◆ TASK
Where in the records does the word "value" appear? Copy each line that holds it.
(RECORDS TO PROCESS begins)
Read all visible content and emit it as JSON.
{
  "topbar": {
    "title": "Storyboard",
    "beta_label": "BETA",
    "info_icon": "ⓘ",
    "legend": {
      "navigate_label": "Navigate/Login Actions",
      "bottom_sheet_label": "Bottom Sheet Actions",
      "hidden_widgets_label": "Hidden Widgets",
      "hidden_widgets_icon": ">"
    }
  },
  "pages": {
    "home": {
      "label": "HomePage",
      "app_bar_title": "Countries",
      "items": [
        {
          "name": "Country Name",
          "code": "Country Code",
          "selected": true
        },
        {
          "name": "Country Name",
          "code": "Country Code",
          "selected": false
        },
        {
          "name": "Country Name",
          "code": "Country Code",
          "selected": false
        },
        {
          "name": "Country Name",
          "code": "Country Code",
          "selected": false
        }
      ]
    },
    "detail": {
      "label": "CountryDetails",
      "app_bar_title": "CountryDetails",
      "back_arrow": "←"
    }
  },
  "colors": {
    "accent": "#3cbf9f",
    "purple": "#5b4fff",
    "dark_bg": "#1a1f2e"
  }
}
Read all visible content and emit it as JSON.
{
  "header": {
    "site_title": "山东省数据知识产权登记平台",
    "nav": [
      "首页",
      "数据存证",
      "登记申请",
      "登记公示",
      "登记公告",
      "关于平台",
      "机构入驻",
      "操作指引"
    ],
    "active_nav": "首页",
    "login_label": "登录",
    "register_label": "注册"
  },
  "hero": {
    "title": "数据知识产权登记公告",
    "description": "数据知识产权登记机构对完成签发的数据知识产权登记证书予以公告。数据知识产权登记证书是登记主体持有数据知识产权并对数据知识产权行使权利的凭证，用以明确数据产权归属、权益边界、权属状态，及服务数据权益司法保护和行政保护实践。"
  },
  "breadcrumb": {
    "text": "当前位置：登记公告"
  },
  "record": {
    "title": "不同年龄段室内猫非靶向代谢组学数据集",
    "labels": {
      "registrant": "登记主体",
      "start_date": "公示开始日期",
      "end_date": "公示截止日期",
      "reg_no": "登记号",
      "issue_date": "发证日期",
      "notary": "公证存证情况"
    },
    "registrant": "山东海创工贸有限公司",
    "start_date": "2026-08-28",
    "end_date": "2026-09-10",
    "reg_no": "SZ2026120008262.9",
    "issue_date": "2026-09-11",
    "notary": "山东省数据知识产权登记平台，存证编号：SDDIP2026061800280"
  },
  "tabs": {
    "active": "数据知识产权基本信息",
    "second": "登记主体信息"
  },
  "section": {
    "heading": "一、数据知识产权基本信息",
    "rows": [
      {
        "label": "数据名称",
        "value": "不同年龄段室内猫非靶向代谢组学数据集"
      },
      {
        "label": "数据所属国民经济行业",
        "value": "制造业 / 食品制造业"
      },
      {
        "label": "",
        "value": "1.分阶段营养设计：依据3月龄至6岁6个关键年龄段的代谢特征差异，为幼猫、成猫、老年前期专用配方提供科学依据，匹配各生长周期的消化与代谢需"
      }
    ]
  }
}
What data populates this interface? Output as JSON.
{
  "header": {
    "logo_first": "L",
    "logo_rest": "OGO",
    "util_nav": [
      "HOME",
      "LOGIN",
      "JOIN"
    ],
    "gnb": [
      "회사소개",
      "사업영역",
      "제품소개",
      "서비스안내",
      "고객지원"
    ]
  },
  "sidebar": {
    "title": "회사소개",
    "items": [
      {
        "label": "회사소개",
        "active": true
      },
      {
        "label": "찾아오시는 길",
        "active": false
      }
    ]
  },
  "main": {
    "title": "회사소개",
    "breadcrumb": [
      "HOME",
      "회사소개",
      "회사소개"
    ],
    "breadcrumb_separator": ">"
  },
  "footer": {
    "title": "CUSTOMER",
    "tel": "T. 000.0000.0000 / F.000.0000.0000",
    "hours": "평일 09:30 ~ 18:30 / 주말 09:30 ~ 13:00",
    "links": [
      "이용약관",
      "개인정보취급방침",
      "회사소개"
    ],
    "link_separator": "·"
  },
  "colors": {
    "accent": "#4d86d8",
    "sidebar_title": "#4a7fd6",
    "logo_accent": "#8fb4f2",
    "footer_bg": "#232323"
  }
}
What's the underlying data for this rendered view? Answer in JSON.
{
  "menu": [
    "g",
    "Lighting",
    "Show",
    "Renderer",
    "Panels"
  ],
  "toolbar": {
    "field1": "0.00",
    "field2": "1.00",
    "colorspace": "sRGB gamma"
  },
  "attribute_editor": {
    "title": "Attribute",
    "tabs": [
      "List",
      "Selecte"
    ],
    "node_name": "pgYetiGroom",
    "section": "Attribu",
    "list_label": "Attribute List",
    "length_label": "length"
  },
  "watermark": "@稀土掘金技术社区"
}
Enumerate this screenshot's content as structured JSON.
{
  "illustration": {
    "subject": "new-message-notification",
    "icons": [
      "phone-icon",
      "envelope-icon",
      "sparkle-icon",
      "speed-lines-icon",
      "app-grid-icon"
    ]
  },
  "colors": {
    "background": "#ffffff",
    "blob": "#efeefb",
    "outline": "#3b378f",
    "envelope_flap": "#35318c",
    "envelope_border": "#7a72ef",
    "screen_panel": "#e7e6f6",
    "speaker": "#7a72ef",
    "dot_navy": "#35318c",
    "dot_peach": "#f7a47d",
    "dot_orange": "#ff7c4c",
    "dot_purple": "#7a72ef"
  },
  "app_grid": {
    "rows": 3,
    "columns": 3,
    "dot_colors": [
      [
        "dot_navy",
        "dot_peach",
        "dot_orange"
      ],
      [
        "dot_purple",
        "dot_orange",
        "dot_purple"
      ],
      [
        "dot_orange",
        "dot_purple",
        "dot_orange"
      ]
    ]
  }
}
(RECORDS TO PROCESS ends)
◆ ANSWER SECTION
        "value": "不同年龄段室内猫非靶向代谢组学数据集"
        "value": "制造业 / 食品制造业"
        "value": "1.分阶段营养设计：依据3月龄至6岁6个关键年龄段的代谢特征差异，为幼猫、成猫、老年前期专用配方提供科学依据，匹配各生长周期的消化与代谢需"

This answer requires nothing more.